W. R. Grace & Co.'s decision to relocate its worldwide headquarters in Columbia will raise the Baltimore region's visibility as a good place to live and work, industry observers and local officials say.
There's also the benefit of having a firm whose chief executive officer wants to bulk up Grace's worldwide presence, they say.
"This company is in the process of changing its stripes," said Bear, Stearns & Co. analyst Christopher Bodnar. "It had been in a restructuring mode. Now, it's moving forward as an organization into a growth-focused, acquisition mode. Believe it or not, that short statement tells you a lot."
Grace said Wednesday that it will move its corporate headquarters from Boca Raton, Fla., to Howard County, the division headquarters for its Grace Davison chemical unit -- with $712 million in sales, the biggest of the company's three major businesses. The move will add only 40 employees to the 365-member work force in Columbia, but the additions will be top-tier positions -- including Chairman and Chief Executive Officer Paul J. Norris, who grew up in Maryland.
The executives are likely to join the Davison unit in its building off Route 32.
Landing a corporate headquarters -- particularly when takeovers have caused the Baltimore region to suffer from "headquarters flight" -- will certainly enhance the area's image. At the same time, there will be an economic benefit, said George Mickalonis, managing director of the World Trade Center Institute Inc.
"There will be a tremendous spinoff effect," Mickalonis said. "The economic activity compounds as it spreads out. People travel here to meet with the executives, they come to BWI airport, stay in our hotels and eat in our restaurants."

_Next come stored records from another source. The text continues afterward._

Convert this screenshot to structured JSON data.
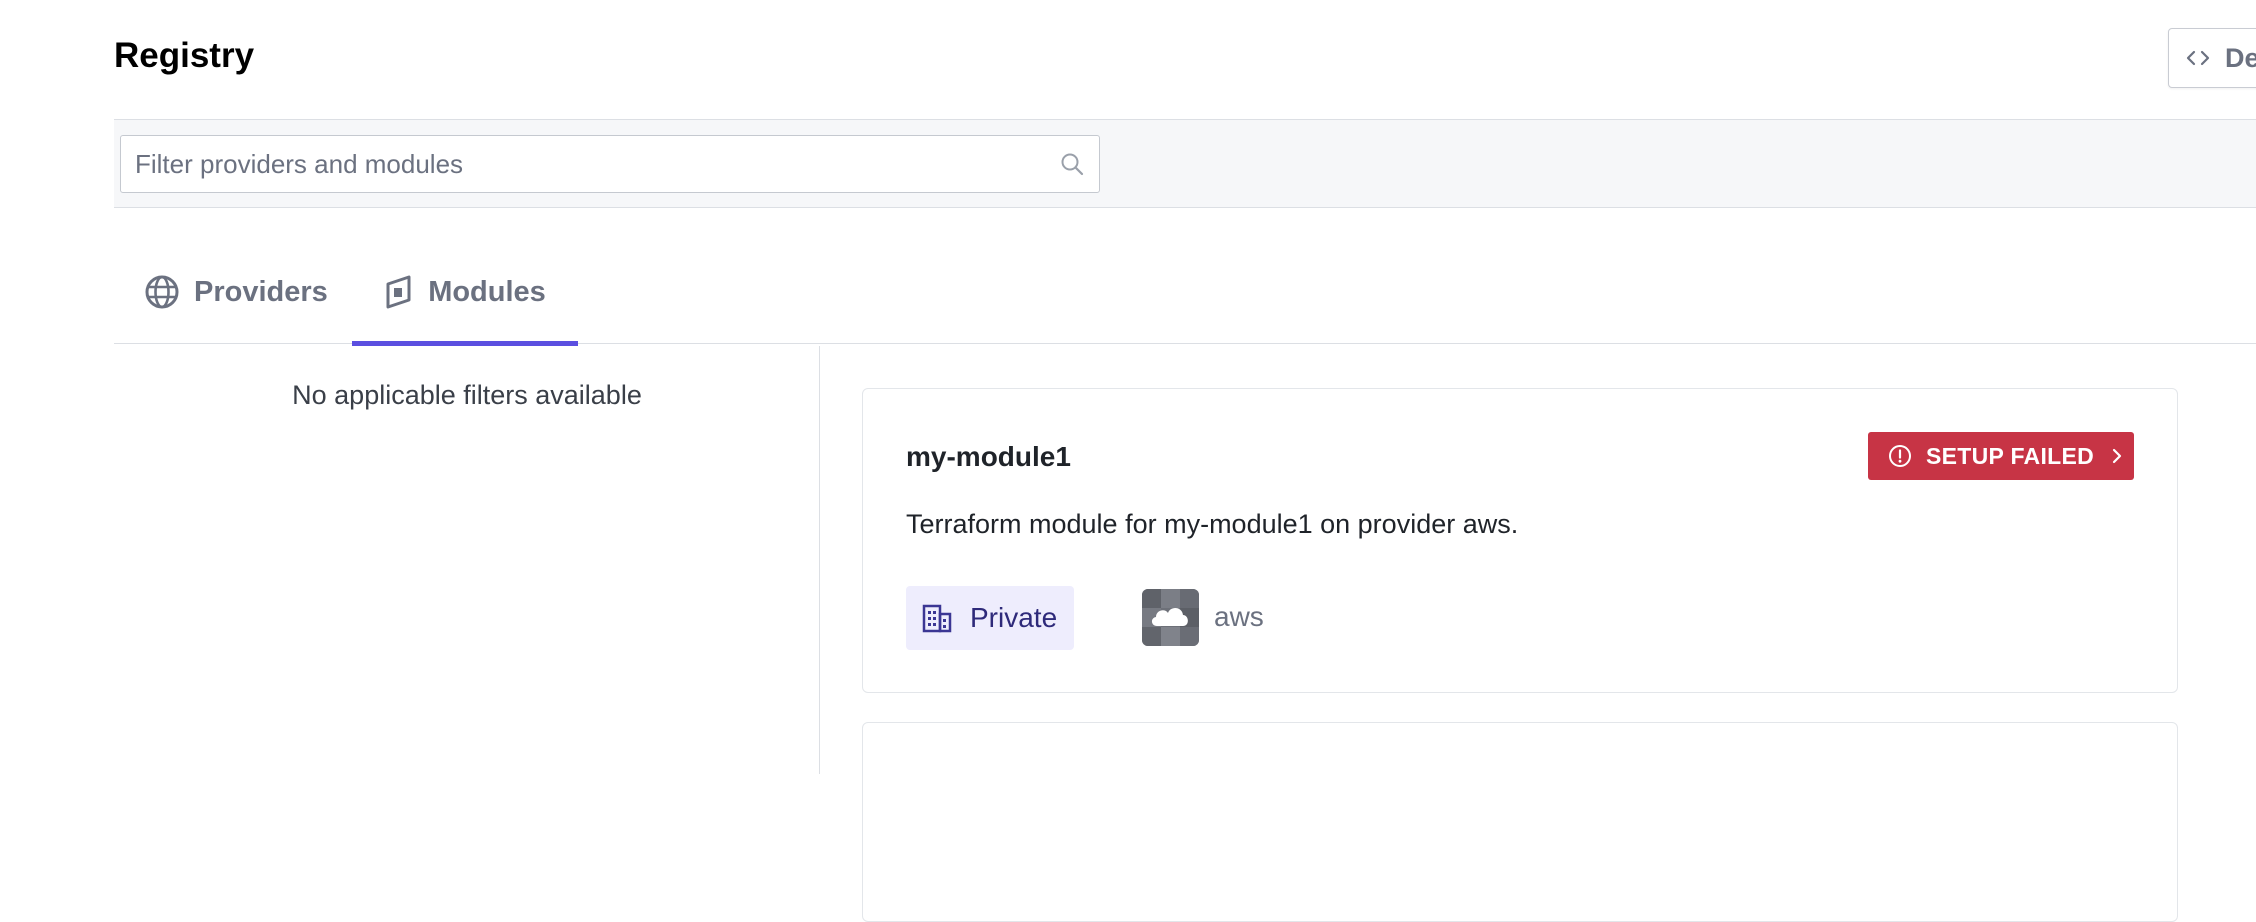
{
  "header": {
    "title": "Registry",
    "dev_button": {
      "label": "De",
      "icon": "code-icon"
    }
  },
  "search": {
    "placeholder": "Filter providers and modules",
    "value": "",
    "icon": "search-icon"
  },
  "tabs": [
    {
      "label": "Providers",
      "icon": "globe-icon",
      "active": false
    },
    {
      "label": "Modules",
      "icon": "module-icon",
      "active": true
    }
  ],
  "sidebar": {
    "empty_message": "No applicable filters available"
  },
  "modules": [
    {
      "name": "my-module1",
      "status": {
        "label": "SETUP FAILED",
        "icon": "alert-circle-icon",
        "color": "#c73445"
      },
      "description": "Terraform module for my-module1 on provider aws.",
      "visibility": {
        "label": "Private",
        "icon": "building-icon",
        "color": "#2e2a7a"
      },
      "provider": {
        "name": "aws",
        "icon": "cloud-icon"
      }
    }
  ],
  "colors": {
    "accent": "#5b4fe0",
    "danger": "#c73445",
    "muted_text": "#6b7180",
    "private_bg": "#eeedfd"
  }
}
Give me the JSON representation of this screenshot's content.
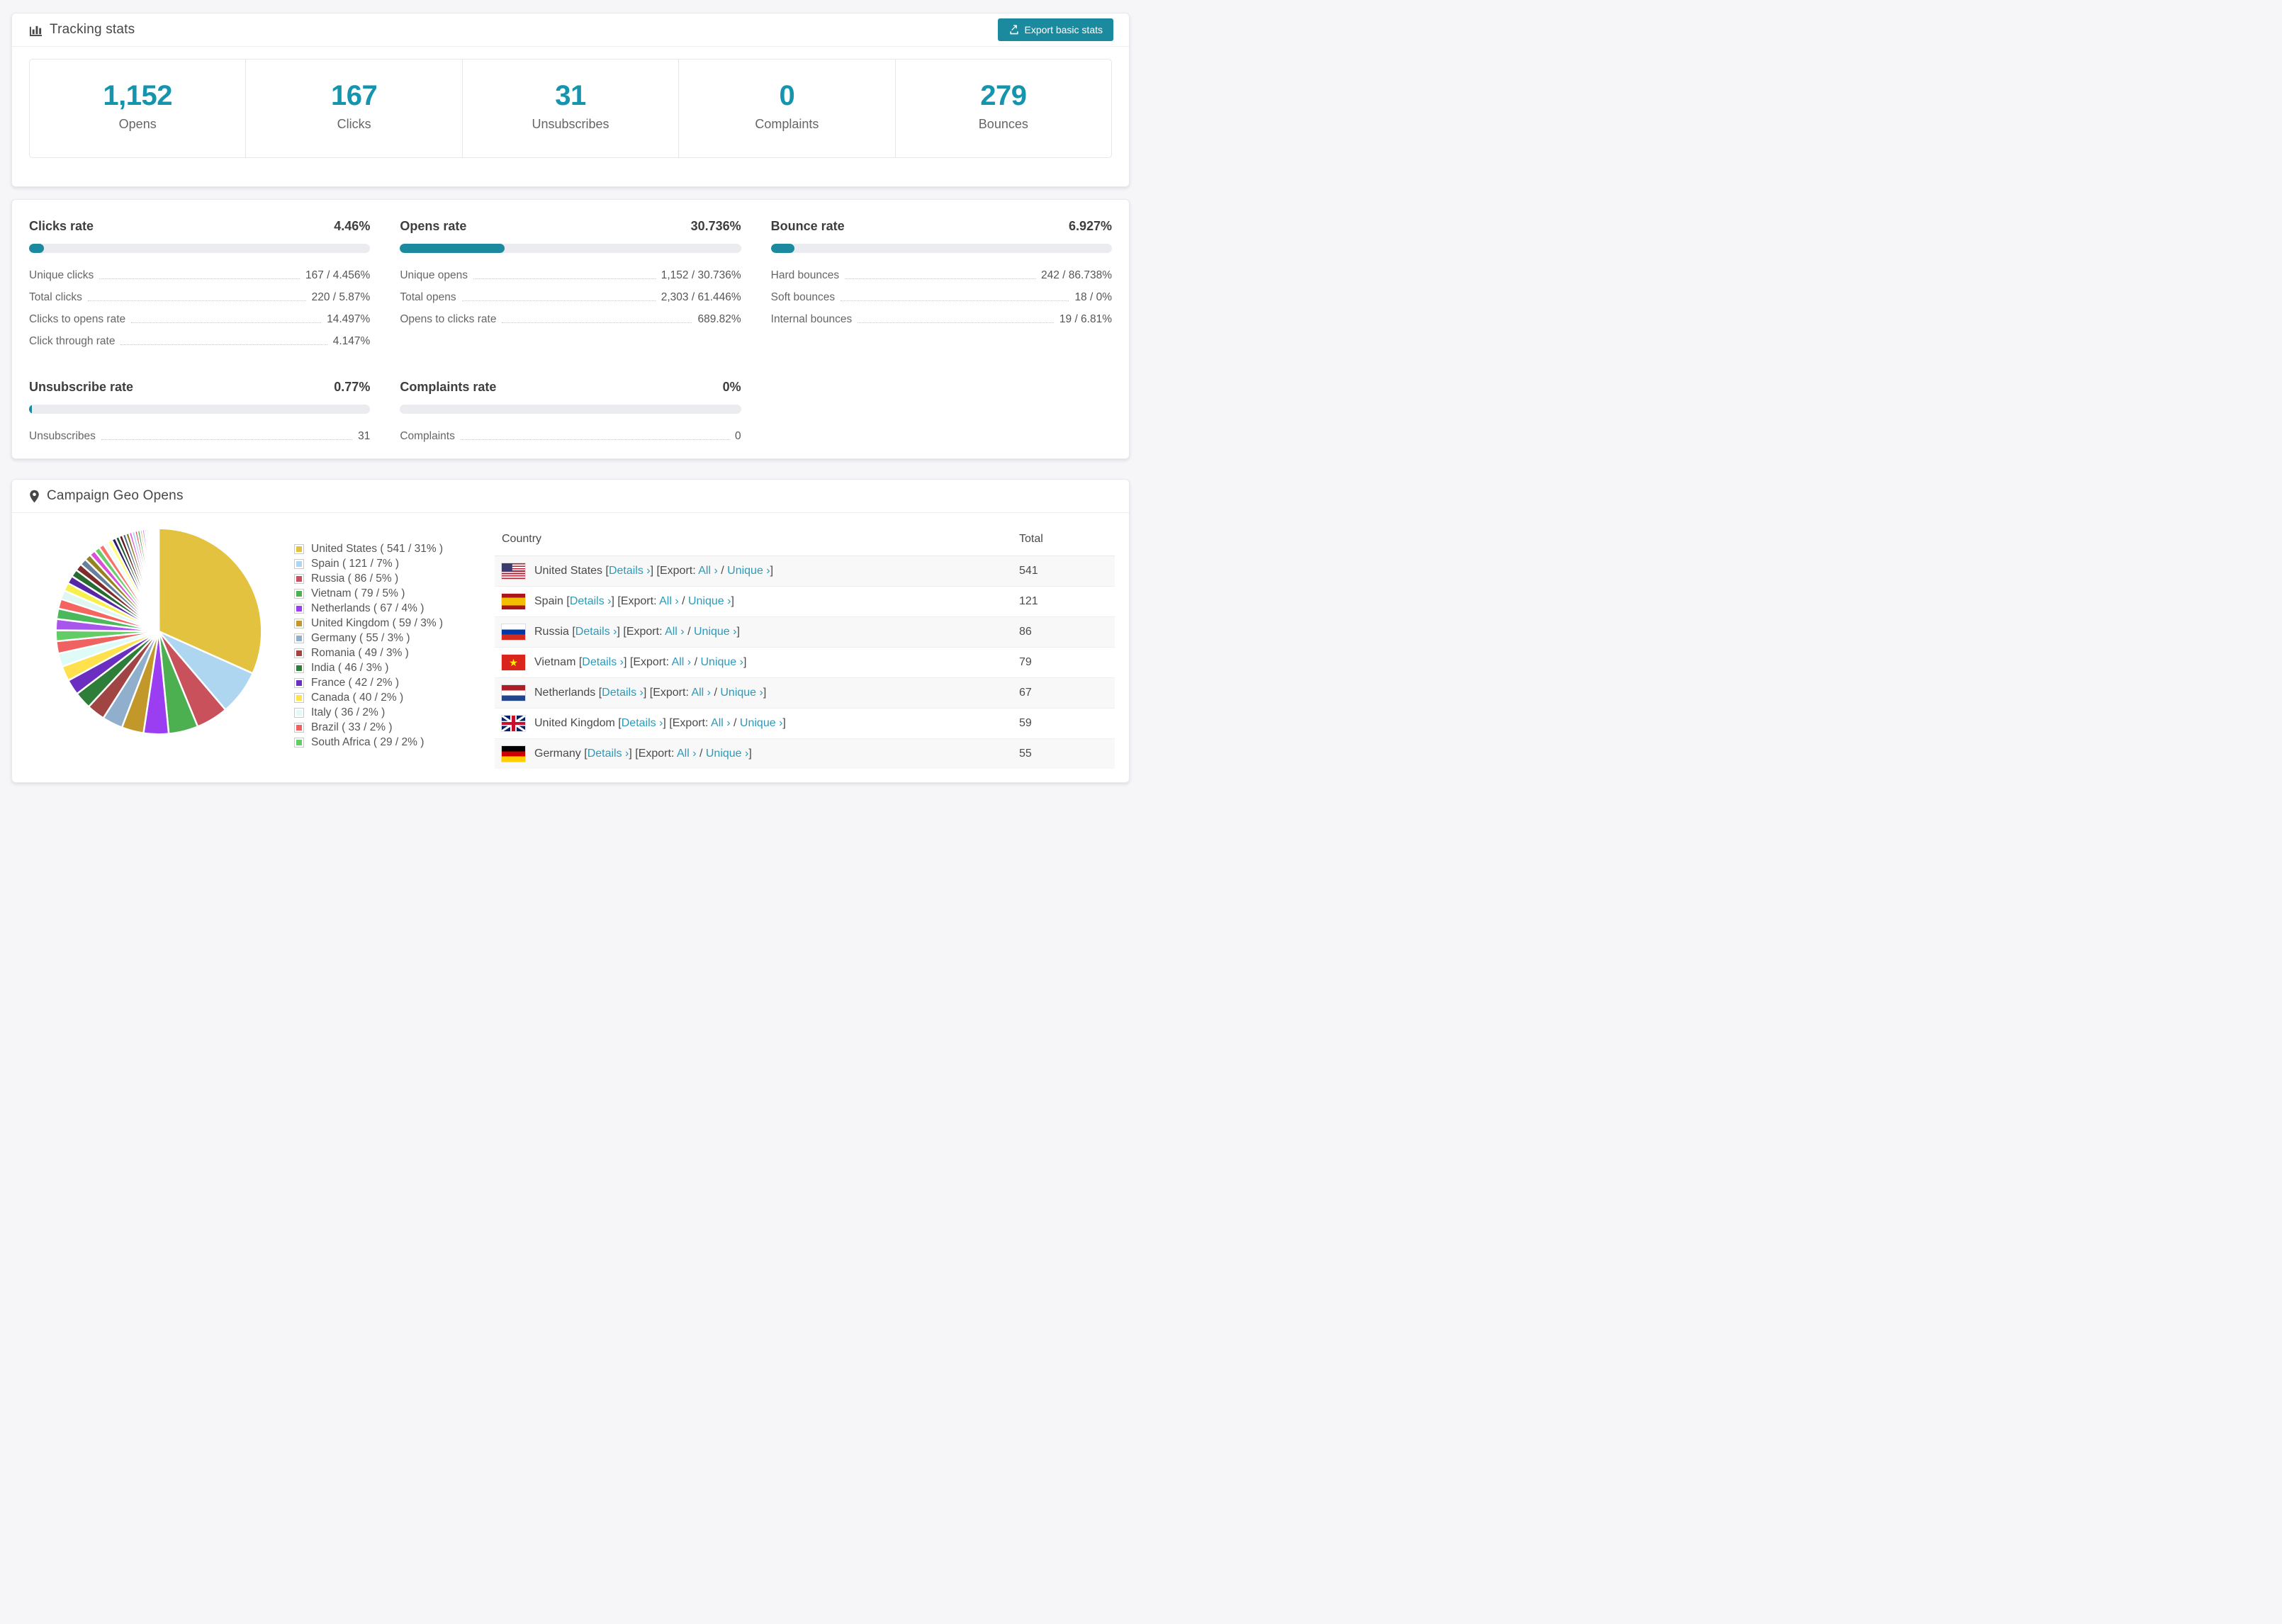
{
  "colors": {
    "accent": "#1c8a9e",
    "number": "#1594ad",
    "link": "#2b9ab8",
    "bar_track": "#eaecef"
  },
  "tracking": {
    "title": "Tracking stats",
    "icon": "bar-chart-icon",
    "export_button": "Export basic stats",
    "summary": [
      {
        "value": "1,152",
        "label": "Opens"
      },
      {
        "value": "167",
        "label": "Clicks"
      },
      {
        "value": "31",
        "label": "Unsubscribes"
      },
      {
        "value": "0",
        "label": "Complaints"
      },
      {
        "value": "279",
        "label": "Bounces"
      }
    ]
  },
  "rates": [
    {
      "name": "Clicks rate",
      "value": "4.46%",
      "percent": 4.46,
      "rows": [
        {
          "label": "Unique clicks",
          "value": "167 / 4.456%"
        },
        {
          "label": "Total clicks",
          "value": "220 / 5.87%"
        },
        {
          "label": "Clicks to opens rate",
          "value": "14.497%"
        },
        {
          "label": "Click through rate",
          "value": "4.147%"
        }
      ]
    },
    {
      "name": "Opens rate",
      "value": "30.736%",
      "percent": 30.736,
      "rows": [
        {
          "label": "Unique opens",
          "value": "1,152 / 30.736%"
        },
        {
          "label": "Total opens",
          "value": "2,303 / 61.446%"
        },
        {
          "label": "Opens to clicks rate",
          "value": "689.82%"
        }
      ]
    },
    {
      "name": "Bounce rate",
      "value": "6.927%",
      "percent": 6.927,
      "rows": [
        {
          "label": "Hard bounces",
          "value": "242 / 86.738%"
        },
        {
          "label": "Soft bounces",
          "value": "18 / 0%"
        },
        {
          "label": "Internal bounces",
          "value": "19 / 6.81%"
        }
      ]
    },
    {
      "name": "Unsubscribe rate",
      "value": "0.77%",
      "percent": 0.77,
      "rows": [
        {
          "label": "Unsubscribes",
          "value": "31"
        }
      ]
    },
    {
      "name": "Complaints rate",
      "value": "0%",
      "percent": 0,
      "rows": [
        {
          "label": "Complaints",
          "value": "0"
        }
      ]
    }
  ],
  "geo": {
    "title": "Campaign Geo Opens",
    "icon": "map-pin-icon",
    "table": {
      "headers": [
        "Country",
        "Total"
      ],
      "links": {
        "details": "Details ›",
        "all": "All ›",
        "unique": "Unique ›",
        "export_label": "Export:"
      },
      "punct": {
        "open": "[",
        "close": "]",
        "slash": "/"
      },
      "rows": [
        {
          "flag": "us",
          "country": "United States",
          "total": "541"
        },
        {
          "flag": "es",
          "country": "Spain",
          "total": "121"
        },
        {
          "flag": "ru",
          "country": "Russia",
          "total": "86"
        },
        {
          "flag": "vn",
          "country": "Vietnam",
          "total": "79"
        },
        {
          "flag": "nl",
          "country": "Netherlands",
          "total": "67"
        },
        {
          "flag": "gb",
          "country": "United Kingdom",
          "total": "59"
        },
        {
          "flag": "de",
          "country": "Germany",
          "total": "55"
        }
      ]
    }
  },
  "chart_data": {
    "type": "pie",
    "title": "Campaign Geo Opens",
    "legend_position": "right",
    "start_angle": "top",
    "direction": "clockwise",
    "slices": [
      {
        "label": "United States",
        "value": 541,
        "pct": "31%",
        "color": "#e3c23f"
      },
      {
        "label": "Spain",
        "value": 121,
        "pct": "7%",
        "color": "#aed6f1"
      },
      {
        "label": "Russia",
        "value": 86,
        "pct": "5%",
        "color": "#c9515c"
      },
      {
        "label": "Vietnam",
        "value": 79,
        "pct": "5%",
        "color": "#4caf50"
      },
      {
        "label": "Netherlands",
        "value": 67,
        "pct": "4%",
        "color": "#9b3df0"
      },
      {
        "label": "United Kingdom",
        "value": 59,
        "pct": "3%",
        "color": "#c2982a"
      },
      {
        "label": "Germany",
        "value": 55,
        "pct": "3%",
        "color": "#8fafcc"
      },
      {
        "label": "Romania",
        "value": 49,
        "pct": "3%",
        "color": "#a04444"
      },
      {
        "label": "India",
        "value": 46,
        "pct": "3%",
        "color": "#2e7d38"
      },
      {
        "label": "France",
        "value": 42,
        "pct": "2%",
        "color": "#6a2fc0"
      },
      {
        "label": "Canada",
        "value": 40,
        "pct": "2%",
        "color": "#ffe14d"
      },
      {
        "label": "Italy",
        "value": 36,
        "pct": "2%",
        "color": "#dffbf8"
      },
      {
        "label": "Brazil",
        "value": 33,
        "pct": "2%",
        "color": "#f06262"
      },
      {
        "label": "South Africa",
        "value": 29,
        "pct": "2%",
        "color": "#63cc66"
      }
    ],
    "other_slices": {
      "values": [
        30,
        28,
        26,
        24,
        22,
        21,
        20,
        19,
        18,
        17,
        16,
        15,
        14,
        13,
        12,
        11,
        10,
        10,
        9,
        9,
        8,
        8,
        7,
        7,
        6,
        6,
        5,
        5,
        4,
        4,
        3,
        3,
        3,
        2,
        2,
        2,
        2,
        1,
        1,
        1
      ],
      "palette": [
        "#a855ee",
        "#4cb85c",
        "#f5655f",
        "#dff6f2",
        "#f7ef4a",
        "#5527a5",
        "#276b30",
        "#7e2c2c",
        "#67809c",
        "#94831f",
        "#d94fd9",
        "#66cf69",
        "#fa736b",
        "#f0fdfb",
        "#ffff70",
        "#2b2172",
        "#1c5a2c",
        "#5e1d1d",
        "#4e6a82",
        "#8a7a1e",
        "#e55ae5",
        "#a8d4f2",
        "#d6454f",
        "#3da04b",
        "#d4ac28"
      ]
    }
  }
}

Howard County expects to gain from the relocation. Richard Story, executive director of the county's economic development authority, estimates that of the $408 million of the county's projected tax revenue for 1999, about $198 million will come from property taxes and $138 million from income taxes.
Grace's decision caps a 13-month period during which 13 firms have relocated their bases to the county, one of the most affluent jurisdictions in the nation.
"What you see as a direct effect is the income tax of the highly paid executives," Story said. "On top of that, you're going to have to build houses for these executives, homes that will be assessed a higher tax rate."
But the longest-reaching benefit may come from the fact that Norris, 51, has vowed to build up Grace -- which had shed more than 30 businesses in the several years before he joined the firm. Now a specialty company with about $1.5 billion in annual sales, Grace finds itself as a smaller player in an arena where -- similar to other industries -- the mantra seems to be: Acquire or be acquired. And Norris has signaled it's not his intention to be acquired.
Norris joined Grace as CEO in November from AlliedSignal Inc. and became chairman at year-end. He began his career in 1971 at Grace Davison, the specialty chemical unit that employs 663 at its Curtis Bay plant in Baltimore. He also spent time at Grace rival Engelhard Corp., where he was general manager of the Iselin, N.J.-based firm's catalyst unit. At AlliedSignal, Norris was senior vice president of that company's $1.6 billion specialty chemical business, where revenue jumped 50 percent during the last two years he was there, according to Bloomberg News.
The Grace headquarters relocation -- set for completion by the third quarter -- will be a homecoming of sorts for Norris: The company said he graduated from Mount St. Mary's College and Seminary in Emmitsburg and earned his master's of business administration from the University of Maryland.
Pub Date: 1/29/99